[Start of Attachment]

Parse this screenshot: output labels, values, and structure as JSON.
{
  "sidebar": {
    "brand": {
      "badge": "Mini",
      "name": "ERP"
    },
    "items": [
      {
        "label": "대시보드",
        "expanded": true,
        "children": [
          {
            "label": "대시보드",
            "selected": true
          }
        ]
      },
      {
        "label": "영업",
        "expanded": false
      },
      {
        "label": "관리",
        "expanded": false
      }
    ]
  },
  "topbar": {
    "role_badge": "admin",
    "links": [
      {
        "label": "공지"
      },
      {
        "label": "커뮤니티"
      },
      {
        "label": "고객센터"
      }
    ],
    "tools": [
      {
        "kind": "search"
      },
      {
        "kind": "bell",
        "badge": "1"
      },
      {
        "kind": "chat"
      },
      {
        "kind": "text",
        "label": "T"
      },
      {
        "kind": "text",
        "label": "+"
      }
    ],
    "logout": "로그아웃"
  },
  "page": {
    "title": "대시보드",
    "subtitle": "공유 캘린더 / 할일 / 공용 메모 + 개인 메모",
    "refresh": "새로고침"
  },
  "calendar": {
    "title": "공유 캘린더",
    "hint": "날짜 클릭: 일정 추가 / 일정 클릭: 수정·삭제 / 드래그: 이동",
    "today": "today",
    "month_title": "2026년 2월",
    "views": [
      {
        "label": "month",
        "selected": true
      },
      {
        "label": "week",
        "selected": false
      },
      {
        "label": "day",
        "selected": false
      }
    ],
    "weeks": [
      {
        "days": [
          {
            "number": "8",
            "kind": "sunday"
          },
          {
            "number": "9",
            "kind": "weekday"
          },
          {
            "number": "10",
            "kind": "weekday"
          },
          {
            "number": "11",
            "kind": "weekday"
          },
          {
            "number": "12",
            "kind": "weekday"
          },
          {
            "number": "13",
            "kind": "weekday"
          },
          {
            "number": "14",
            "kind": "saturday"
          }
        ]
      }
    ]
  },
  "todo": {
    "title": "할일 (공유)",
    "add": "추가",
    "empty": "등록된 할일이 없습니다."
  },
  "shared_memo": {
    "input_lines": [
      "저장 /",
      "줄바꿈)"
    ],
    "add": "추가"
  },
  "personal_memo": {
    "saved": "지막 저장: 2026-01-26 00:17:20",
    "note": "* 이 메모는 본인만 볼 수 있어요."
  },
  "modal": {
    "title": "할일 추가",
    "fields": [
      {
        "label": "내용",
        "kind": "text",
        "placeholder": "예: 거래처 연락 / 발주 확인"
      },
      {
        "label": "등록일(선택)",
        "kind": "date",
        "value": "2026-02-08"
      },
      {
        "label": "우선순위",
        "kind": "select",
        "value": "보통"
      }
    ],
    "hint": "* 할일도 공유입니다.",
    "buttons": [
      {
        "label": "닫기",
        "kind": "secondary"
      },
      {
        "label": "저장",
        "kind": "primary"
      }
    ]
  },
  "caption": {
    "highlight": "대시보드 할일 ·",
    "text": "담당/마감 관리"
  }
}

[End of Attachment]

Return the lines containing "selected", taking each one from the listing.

## SOLUTION BELOW
            "selected": true
        "selected": true
        "selected": false
        "selected": false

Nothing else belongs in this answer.